* What to work on *
Return the entries in full, exactly as they were written.

[App and web page records]
********

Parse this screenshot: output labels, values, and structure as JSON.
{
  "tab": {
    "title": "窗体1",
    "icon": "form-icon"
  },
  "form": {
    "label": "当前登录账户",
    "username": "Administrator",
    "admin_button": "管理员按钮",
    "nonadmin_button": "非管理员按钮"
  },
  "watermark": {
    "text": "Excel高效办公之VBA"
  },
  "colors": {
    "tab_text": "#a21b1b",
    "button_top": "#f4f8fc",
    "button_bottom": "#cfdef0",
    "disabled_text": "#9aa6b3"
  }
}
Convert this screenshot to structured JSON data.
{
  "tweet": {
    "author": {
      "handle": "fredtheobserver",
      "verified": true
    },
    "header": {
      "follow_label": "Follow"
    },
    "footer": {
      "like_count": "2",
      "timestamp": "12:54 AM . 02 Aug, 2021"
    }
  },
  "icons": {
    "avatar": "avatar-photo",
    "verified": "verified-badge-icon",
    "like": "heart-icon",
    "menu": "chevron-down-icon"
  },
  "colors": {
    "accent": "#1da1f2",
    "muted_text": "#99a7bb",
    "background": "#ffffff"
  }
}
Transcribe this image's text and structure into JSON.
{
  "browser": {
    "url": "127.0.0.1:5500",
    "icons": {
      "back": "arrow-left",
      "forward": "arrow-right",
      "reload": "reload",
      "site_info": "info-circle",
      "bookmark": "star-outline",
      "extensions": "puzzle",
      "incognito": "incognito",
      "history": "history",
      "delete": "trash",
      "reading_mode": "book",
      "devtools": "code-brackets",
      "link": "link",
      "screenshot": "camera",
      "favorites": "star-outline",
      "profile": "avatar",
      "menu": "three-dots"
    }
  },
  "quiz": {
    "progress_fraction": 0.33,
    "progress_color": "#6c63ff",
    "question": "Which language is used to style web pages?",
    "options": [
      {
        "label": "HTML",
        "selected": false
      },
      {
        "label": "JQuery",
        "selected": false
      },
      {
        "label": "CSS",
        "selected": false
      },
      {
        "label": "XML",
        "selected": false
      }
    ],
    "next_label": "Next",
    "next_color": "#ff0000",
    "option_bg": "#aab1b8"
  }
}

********

* Finished exercise *
Parse this screenshot: output labels, values, and structure as JSON.
{
  "tab": {
    "title": "窗体1",
    "icon": "form-icon"
  },
  "form": {
    "label": "当前登录账户",
    "username": "Administrator",
    "admin_button": "管理员按钮",
    "nonadmin_button": "非管理员按钮"
  },
  "watermark": {
    "text": "Excel高效办公之VBA"
  },
  "colors": {
    "tab_text": "#a21b1b",
    "button_top": "#f4f8fc",
    "button_bottom": "#cfdef0",
    "disabled_text": "#9aa6b3"
  }
}
Convert this screenshot to structured JSON data.
{
  "tweet": {
    "author": {
      "handle": "fredtheobserver",
      "verified": true
    },
    "header": {
      "follow_label": "Follow"
    },
    "footer": {
      "like_count": "2",
      "timestamp": "12:54 AM . 02 Aug, 2021"
    }
  },
  "icons": {
    "avatar": "avatar-photo",
    "verified": "verified-badge-icon",
    "like": "heart-icon",
    "menu": "chevron-down-icon"
  },
  "colors": {
    "accent": "#1da1f2",
    "muted_text": "#99a7bb",
    "background": "#ffffff"
  }
}
Transcribe this image's text and structure into JSON.
{
  "browser": {
    "url": "127.0.0.1:5500",
    "icons": {
      "back": "arrow-left",
      "forward": "arrow-right",
      "reload": "reload",
      "site_info": "info-circle",
      "bookmark": "star-outline",
      "extensions": "puzzle",
      "incognito": "incognito",
      "history": "history",
      "delete": "trash",
      "reading_mode": "book",
      "devtools": "code-brackets",
      "link": "link",
      "screenshot": "camera",
      "favorites": "star-outline",
      "profile": "avatar",
      "menu": "three-dots"
    }
  },
  "quiz": {
    "progress_fraction": 0.33,
    "progress_color": "#6c63ff",
    "question": "Which language is used to style web pages?",
    "options": [
      {
        "label": "HTML",
        "selected": false
      },
      {
        "label": "JQuery",
        "selected": false
      },
      {
        "label": "CSS",
        "selected": false
      },
      {
        "label": "XML",
        "selected": false
      }
    ],
    "next_label": "Next",
    "next_color": "#ff0000",
    "option_bg": "#aab1b8"
  }
}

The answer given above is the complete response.